Morton’s Neuroma – Non-Surgical Treatment

The plantar nerves.
The plantar nerves. (Photo credit: Wikipedia)

A Morton’s neuroma is a common foot condition, sometimes referred to as a neuroma of the foot or simply mortons neuroma, which can be quite painful in shoes and even just walking. Patients complain of a numbness or pain in one or two toes and sometimes complain of feeling like they are walking or standing on a small rock. Temporary relief may be provided by removing the shoe and massaging the toes. This condition affects women and men.

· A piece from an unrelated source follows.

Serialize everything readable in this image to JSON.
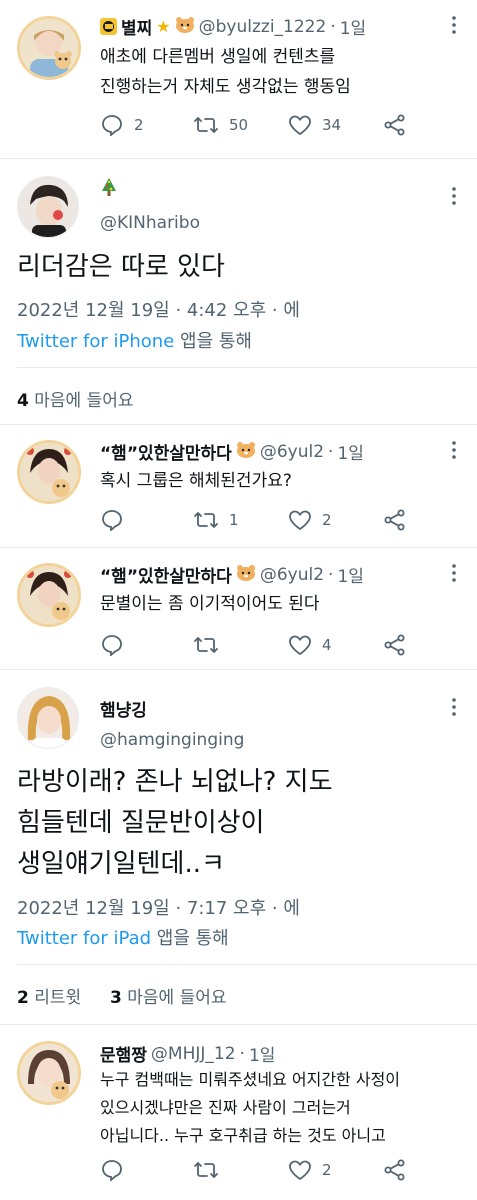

For about ten years I have used a non-surgical treatment for this condition with success. If patients do not improve with the addition of pads to their shoes or the use of a pre-fabricated arch support I recommend a series of up to six injections consisting of a local anesthetic together with dehydrated sterile alcohol. This treatment is referred to as sclerosing alcohol injections and it has been published in peer reviewed scientfic publications. The injections do not contain a steroid and therefore do not cause the side-effects that injectable steroids may cause. Moreover, the injections are less painful than steroid injections and patients may resume their normal acitivites immediately after the injections. Most patients begin to feel some improvement and a decrease in their painful symptoms after the fourth injection. I will administer up to six but I will stop after four if the pain subsides. The injections are spaced about 10-14 days apart. Pain relief is long-lasting but the treatment can be repeated if necessary. Please visit the following link for more information about Morton’s neuroma